Should the stock not hold the 50 day line, there is potential for a significant selloff given how profound the rally has been from October 2022 into the present and really how almost parabolic that rally had been starting with this past May. The first area of support would show its face at a 31.8% Fibonacci retracement of the entire rally. That's $456. The 200 day SMA is all the way down at $413.
The stock does not have to lose all of that ground, but it surely does not have to hold at these levels when it is clear, the company has evolved, due to its size, from a growth stock into a cash flow producing beast. I'm not going to call Adobe an Industrial because its balance sheet is too solid and it does not have to worry about inventories, but it's no longer a growth stock and needs to be valued accordingly.

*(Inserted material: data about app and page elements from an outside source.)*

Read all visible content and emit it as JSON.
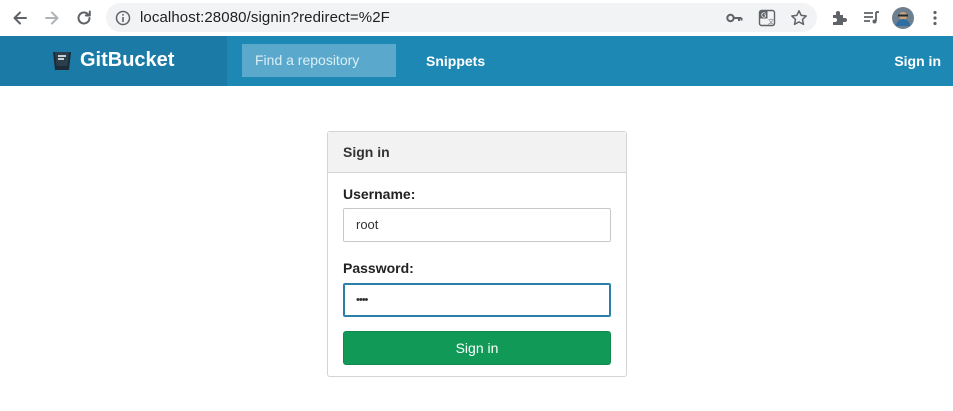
{
  "browser": {
    "url": "localhost:28080/signin?redirect=%2F"
  },
  "header": {
    "brand": "GitBucket",
    "search_placeholder": "Find a repository",
    "snippets_label": "Snippets",
    "signin_label": "Sign in"
  },
  "signin_form": {
    "title": "Sign in",
    "username_label": "Username:",
    "username_value": "root",
    "password_label": "Password:",
    "password_value": "••••",
    "submit_label": "Sign in"
  },
  "colors": {
    "header_bg": "#1e88b5",
    "brand_bg": "#1b7ba6",
    "submit_bg": "#119a57"
  }
}
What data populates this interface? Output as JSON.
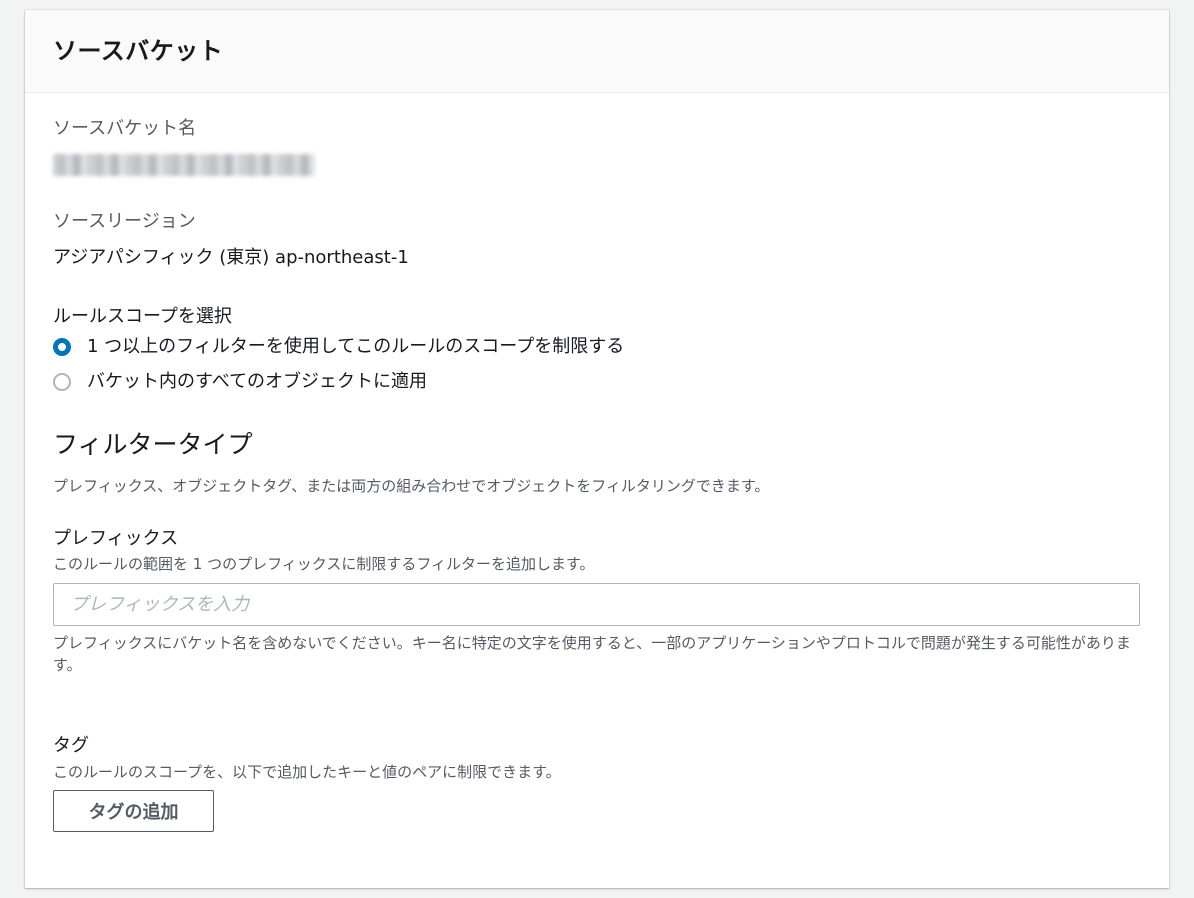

A cautious investor could get long an October 20th $520/$500 bear put spread for a net debit of $6.30. That's buying $520 October 20th ADBE puts and selling a like amount of $500 October 20th ADBE $500 puts. The investor is risking $6.30 in an attempt to win back $20. That's a 217% profit if it works.